Clearing the Path for Indigenous Protected and Conserved Areas

Mamalilikulla Elected Chief Councillor John Powell surveys Mamalilikulla territory. In 2021, the Mamalilikulla declared 10,416 hectares of their ancestral territory an IPCA. However, they continue to face underfunding and other challenges.

Despite signing a $1 billion agreement with the First Nations Leadership Council that includes advancing Indigenous Protected and Conserved Areas (IPCAs), Canadian governments continue to greenlight logging, mining, fish farming, and other impactful activities inside IPCAs, the Tyee reports.

Contracts and licenses for these resource extraction projects are often granted against the wishes of Indigenous nations. As a result, Indigenous governments have had to resort to buying out tenures from these companies as a way of enforcing their IPCA rules.

“I don’t think you need to be a rocket scientist to know that if you protect areas, stocks will continue to rebuild.” – Doug Muq’vas Glaw Neasloss, Elected Chief and Stewardship Director of the Kitasoo/Xai’xais Nation. The Kitasoo/Xai’xais declared Gitdisdzu Lugyeks, also known as Kitasu Bay, an IPCA in 2022.

There is a mechanism to pause resource extraction activities, known as “cooling-off periods.” These periods are meant for Indigenous nations to plan and negotiate with industry on the rules of the IPCA.

However, during this process, Indigenous governments often find themselves without adequate legal protection. Many IPCAs are not designated under Canadian protected area legislation. This means that the affected Indigenous governments are not able to effectively seek additional legal protection for their IPCAs as they are only covered by regular protected area designations that limit Indigenous authority.

The troubles don’t end there.

Funding for IPCAs typically dry up by the time the IPCA starts to get going. There is no money to fund ongoing stewardship.

Despite the $1 billion agreement, there aren’t enough funds to go around for all the IPCAs that need them. Only a small percentage of projects actually get funding. The Tyee speculates that this could sometimes be due to disagreements between Indigenous governments and industry over the allowance of resource extraction in IPCAs.

IPCAs have a powerful potential to transform outcomes for BC’s over-exploited resources. In 2021, the Gwaxdlala/Nalaxdlala (Lull Bay/Hoeya Sound) area of Knight Inlet – representing 10,416 hectares of BC’s central coast – was declared an IPCA by the Mamalilikulla First Nation.

Under their stewardship, the Mamalilikulla have been able to raise their pink salmon fish stock dramatically. The Mamalilikulla counted just 26 pink salmon in three watershed areas in 1920. In just one year following the IPCA announcement, they counted 500 pink salmon in the mouth of a single watershed.

“We know that when industry no longer has the ability to interrupt natural processes, without even doing restoration, [salmon] numbers increase.
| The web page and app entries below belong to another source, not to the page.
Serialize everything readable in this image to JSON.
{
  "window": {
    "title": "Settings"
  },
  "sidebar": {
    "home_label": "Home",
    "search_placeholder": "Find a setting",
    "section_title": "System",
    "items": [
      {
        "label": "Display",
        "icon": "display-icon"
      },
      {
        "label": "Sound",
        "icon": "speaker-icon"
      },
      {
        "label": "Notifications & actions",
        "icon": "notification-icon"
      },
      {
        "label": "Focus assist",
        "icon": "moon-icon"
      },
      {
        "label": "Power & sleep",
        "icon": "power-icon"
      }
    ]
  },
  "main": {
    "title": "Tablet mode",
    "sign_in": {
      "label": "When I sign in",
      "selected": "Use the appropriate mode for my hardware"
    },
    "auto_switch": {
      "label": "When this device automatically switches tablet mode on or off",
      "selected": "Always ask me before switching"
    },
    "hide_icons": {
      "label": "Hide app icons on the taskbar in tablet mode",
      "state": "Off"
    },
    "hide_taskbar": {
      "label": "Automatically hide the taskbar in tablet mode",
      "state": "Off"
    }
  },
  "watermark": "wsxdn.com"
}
We know that’s going to be the result of our protected area,“ Mamalilikulla Elected Chief Councillor John Powell stated. Photo credit: Earl Steele on Flickr.

Despite their results, even the Mamalilikulla are concerned about the lack of funding and resources for their Indigenous stewards as well as a lack of enforcement authority.

The onus to alleviate these challenges lies with Canadian governments, who must honour their agreements with the Indigenous peoples of BC’s coast – not just to facilitate effective Reconciliation efforts, but also to ensure BC’s natural resources thrive and have the ability to enrich the economy that so heavily depends on them in the long run.

Read this Tyee article for a more in-depth look into the challenges Indigenous Protected and Conserved Areas face and check out this West Coast Now article to learn more about the Mamalilikulla IPCA.